there is nothing like this (though it is food-for-thought when regarding the reports of post-Avatar depression of late), because there is no machine, no cold metal or biomechanical intermediary to call artificial; there is only the ‘great tree’ (another evocation of Disney’s Pocahontas
), which in a fashion not unlike Pinocchio’s blue
fairy, makes the Na’vi disguised puppet avatar controlled by Jake Sully into, “a real boy!”—I mean Na’vi—at the film’s end.
This is what troubles me about Avatar
. There is no literal illusionary world like the matrix, but in place of one there is … a CGI created, completely illusionary 3D heightened world that’s purported to be real. The tangible actor becomes digital entity in a much more literal sense as Na’vi than as Neo (who was still physically shown and played by his actor, Keanu Reeves, when in his matrix avatar form “Mr. Anderson”). With everything being excused as biological, the film offers an example of how our present day existence, as beings that spend hours upon the web, semi-anonymous, living through avatars in simulated worlds, semi-omnipotent, feeding off an endless flow of information, could in fact be displaying perfectly ‘natural’ behavior in a ‘natural’ world (every WoW player’s dream come true to get their parents off their back!). There is of course no real-life example of such behavior, but that’s the point: Avatar
provides us with one, that is what Avatar sells. It even goes a step further, when showing Jake’s real body weakening as he spends more and more time in his avatar, he in one scene suggests that the human world seems less and less real compared to that of the Na’vi. Suddenly the terrible dialogue of the human antagonists and the incomprehensibly heavy-handed preachy political babble of all the humans seems less the work of a sloppy screenwriter (I don’t mean to sound an apologist, but … and as hammy as Titanic

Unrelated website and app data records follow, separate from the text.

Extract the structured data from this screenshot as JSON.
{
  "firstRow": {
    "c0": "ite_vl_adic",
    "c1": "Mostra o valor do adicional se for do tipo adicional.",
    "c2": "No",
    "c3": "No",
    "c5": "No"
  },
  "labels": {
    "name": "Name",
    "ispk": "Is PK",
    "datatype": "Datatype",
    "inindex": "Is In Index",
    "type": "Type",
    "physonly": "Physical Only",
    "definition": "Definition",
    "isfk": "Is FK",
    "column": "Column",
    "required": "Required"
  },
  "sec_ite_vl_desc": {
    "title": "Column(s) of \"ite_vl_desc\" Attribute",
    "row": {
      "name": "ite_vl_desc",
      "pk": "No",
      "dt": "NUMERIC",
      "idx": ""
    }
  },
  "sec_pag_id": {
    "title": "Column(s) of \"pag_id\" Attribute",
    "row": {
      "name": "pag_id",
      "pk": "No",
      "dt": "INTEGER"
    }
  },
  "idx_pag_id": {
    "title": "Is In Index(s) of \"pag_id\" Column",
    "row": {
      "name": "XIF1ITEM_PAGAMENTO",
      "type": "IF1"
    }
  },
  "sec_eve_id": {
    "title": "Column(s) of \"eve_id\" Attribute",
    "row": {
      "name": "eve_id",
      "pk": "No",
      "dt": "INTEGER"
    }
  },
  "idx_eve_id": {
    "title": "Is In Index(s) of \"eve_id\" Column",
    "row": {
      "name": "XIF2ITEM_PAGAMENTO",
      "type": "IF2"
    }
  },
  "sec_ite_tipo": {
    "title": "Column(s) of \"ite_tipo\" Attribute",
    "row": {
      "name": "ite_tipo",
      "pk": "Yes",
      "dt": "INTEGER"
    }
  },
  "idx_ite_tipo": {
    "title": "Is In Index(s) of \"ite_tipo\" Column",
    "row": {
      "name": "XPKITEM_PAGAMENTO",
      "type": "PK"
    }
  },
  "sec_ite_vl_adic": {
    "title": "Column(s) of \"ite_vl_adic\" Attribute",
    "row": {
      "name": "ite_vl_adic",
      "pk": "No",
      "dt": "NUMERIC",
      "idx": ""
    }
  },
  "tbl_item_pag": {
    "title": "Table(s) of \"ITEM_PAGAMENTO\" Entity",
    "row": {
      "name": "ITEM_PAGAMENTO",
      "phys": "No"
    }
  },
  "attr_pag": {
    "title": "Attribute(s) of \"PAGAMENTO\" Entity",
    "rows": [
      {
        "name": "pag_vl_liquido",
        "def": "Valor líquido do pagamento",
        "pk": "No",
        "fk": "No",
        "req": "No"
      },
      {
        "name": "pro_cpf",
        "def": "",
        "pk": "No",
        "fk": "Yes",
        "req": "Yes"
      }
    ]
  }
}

might be … James Cameron has had a hell of a track record to be producing lines this bad by accident). There is a seemly deliberate effort not only to make cyberspace natural but meatspace (to use Gibson’s classic term for being outside the matrix) seem unnatural. That is what Avatar
threatens, appealing in a much more direct and subversive way to the masses desire for ‘the symbol to be enough’ by saying the symbol IS

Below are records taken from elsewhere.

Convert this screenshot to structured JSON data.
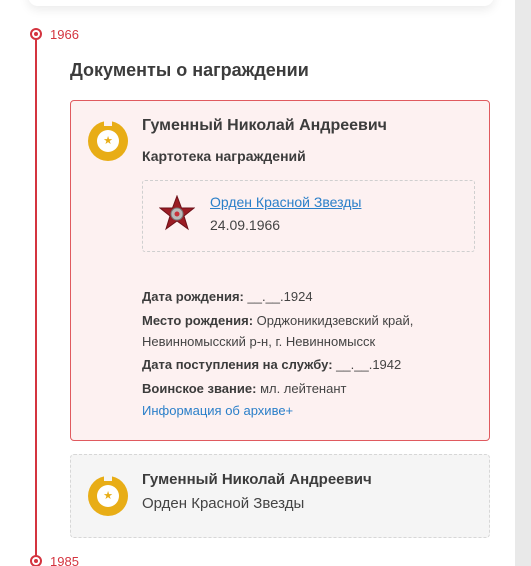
{
  "timeline": {
    "year_top": "1966",
    "year_bottom": "1985"
  },
  "section": {
    "title": "Документы о награждении"
  },
  "award_card": {
    "name": "Гуменный Николай Андреевич",
    "subtitle": "Картотека награждений",
    "order": {
      "title": "Орден Красной Звезды",
      "date": "24.09.1966"
    },
    "birth_date_label": "Дата рождения:",
    "birth_date_value": "__.__.1924",
    "birth_place_label": "Место рождения:",
    "birth_place_value_line1": "Орджоникидзевский край,",
    "birth_place_value_line2": "Невинномысский р-н, г. Невинномысск",
    "service_date_label": "Дата поступления на службу:",
    "service_date_value": "__.__.1942",
    "rank_label": "Воинское звание:",
    "rank_value": "мл. лейтенант",
    "archive_link": "Информация об архиве+"
  },
  "second_card": {
    "name": "Гуменный Николай Андреевич",
    "order": "Орден Красной Звезды"
  },
  "colors": {
    "accent_red": "#d4343f",
    "medal_gold": "#e8ad16",
    "link_blue": "#2a7fc9"
  }
}
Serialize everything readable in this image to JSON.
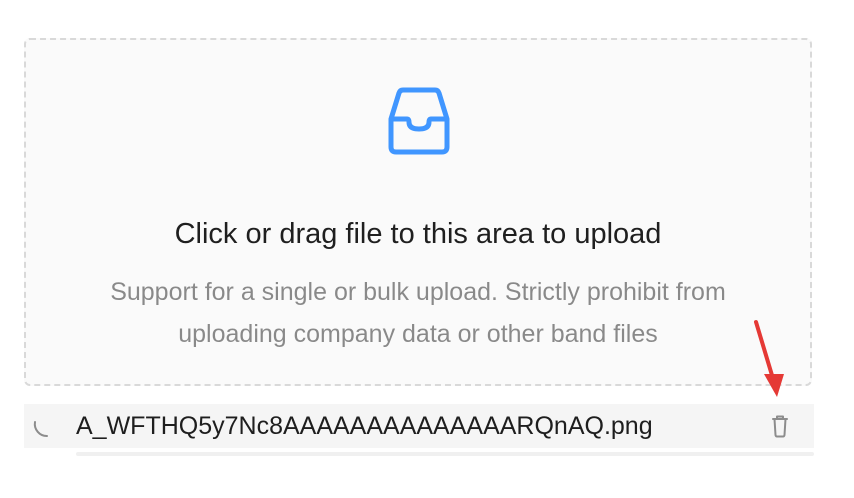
{
  "upload": {
    "icon": "inbox-icon",
    "text": "Click or drag file to this area to upload",
    "hint": "Support for a single or bulk upload. Strictly prohibit from uploading company data or other band files"
  },
  "file_list": [
    {
      "name": "A_WFTHQ5y7Nc8AAAAAAAAAAAAAARQnAQ.png",
      "status_icon": "loading-icon",
      "action_icon": "delete-icon",
      "progress": 0
    }
  ],
  "colors": {
    "accent": "#1677ff",
    "icon_blue": "#4096ff",
    "annotation": "#e53935"
  }
}
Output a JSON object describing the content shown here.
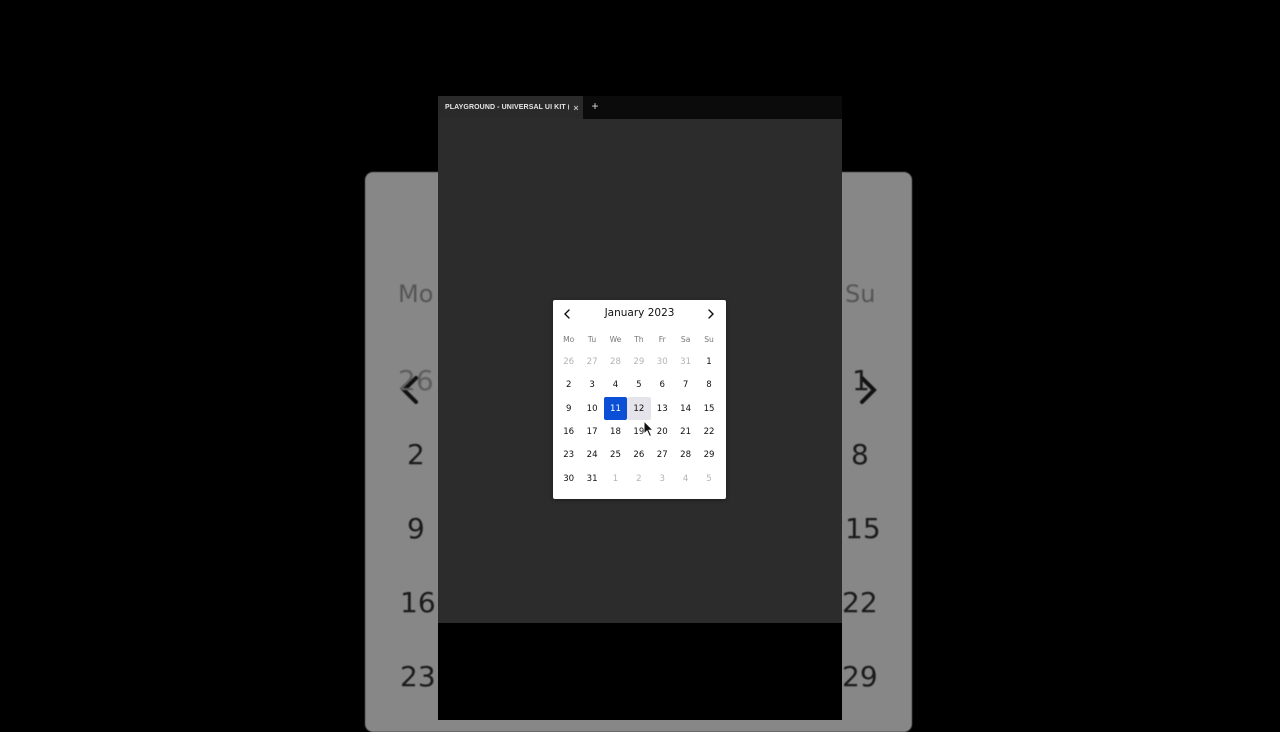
{
  "backdrop": {
    "weekday_left": "Mo",
    "weekday_right": "Su",
    "left_column": [
      "26",
      "2",
      "9",
      "16",
      "23"
    ],
    "right_column": [
      "1",
      "8",
      "15",
      "22",
      "29"
    ]
  },
  "tabbar": {
    "tab_label": "PLAYGROUND - UNIVERSAL UI KIT (W",
    "close_glyph": "×",
    "add_glyph": "+"
  },
  "calendar": {
    "title": "January 2023",
    "weekdays": [
      "Mo",
      "Tu",
      "We",
      "Th",
      "Fr",
      "Sa",
      "Su"
    ],
    "selected_day": "11",
    "hovered_day": "12",
    "weeks": [
      [
        {
          "d": "26",
          "m": true
        },
        {
          "d": "27",
          "m": true
        },
        {
          "d": "28",
          "m": true
        },
        {
          "d": "29",
          "m": true
        },
        {
          "d": "30",
          "m": true
        },
        {
          "d": "31",
          "m": true
        },
        {
          "d": "1"
        }
      ],
      [
        {
          "d": "2"
        },
        {
          "d": "3"
        },
        {
          "d": "4"
        },
        {
          "d": "5"
        },
        {
          "d": "6"
        },
        {
          "d": "7"
        },
        {
          "d": "8"
        }
      ],
      [
        {
          "d": "9"
        },
        {
          "d": "10"
        },
        {
          "d": "11"
        },
        {
          "d": "12"
        },
        {
          "d": "13"
        },
        {
          "d": "14"
        },
        {
          "d": "15"
        }
      ],
      [
        {
          "d": "16"
        },
        {
          "d": "17"
        },
        {
          "d": "18"
        },
        {
          "d": "19"
        },
        {
          "d": "20"
        },
        {
          "d": "21"
        },
        {
          "d": "22"
        }
      ],
      [
        {
          "d": "23"
        },
        {
          "d": "24"
        },
        {
          "d": "25"
        },
        {
          "d": "26"
        },
        {
          "d": "27"
        },
        {
          "d": "28"
        },
        {
          "d": "29"
        }
      ],
      [
        {
          "d": "30"
        },
        {
          "d": "31"
        },
        {
          "d": "1",
          "m": true
        },
        {
          "d": "2",
          "m": true
        },
        {
          "d": "3",
          "m": true
        },
        {
          "d": "4",
          "m": true
        },
        {
          "d": "5",
          "m": true
        }
      ]
    ],
    "icons": {
      "prev": "chevron-left-icon",
      "next": "chevron-right-icon"
    },
    "accent_color": "#0b4fd6"
  }
}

The success of Avatar
, its record-breaking, phenomenal success, is in many ways a sign to me that we are more and more prone to taking the blue pill. I think the success of The Dark Night
were oddly foreshadowing – both films ending with the moral that, sometimes to keep order, to do the right thing and save the day, the masses need a massive lie (respectively, that Harvey Dent was a good and incorruptible man – Gothem’s “White Knight,” and that there is a super ominous force out there—Dr. Manhattan, or the original graphic novel’s giant alien squid—that has wiped out millions, and that all nations must put aside their differences—i.e., the Cold War—to save the human race from), a fiction to live by. But in both films’ cases their lies were morally problematic, costly, and strikingly cynical in a manner seemingly intended to be labeled as cynical
(with the later, the film ends with promise that the lie will even be disclosed). Thus, we can see these not so much as films simply promoting lies, but as films wading in the murky waters of what Zizek proposes as a "third pill
." With Avatar
, there is no moral dilemma. It was for me a rather belated afterthought when I realized the hero might have potentially betrayed the human race—our very species—in some big real way by preventing the evil corporation from mining unobtainium. It has no examination of itself to suggest such a direction as Zizek insists we need in a post 'passion of the Real'. The film hardly even suggests that there is a red pill to be considered. It just sucks you into its spectacle, saying, ‘welcome, to the jungle of the UnReal
I don’t like that.
Otherwise it was pretty fun.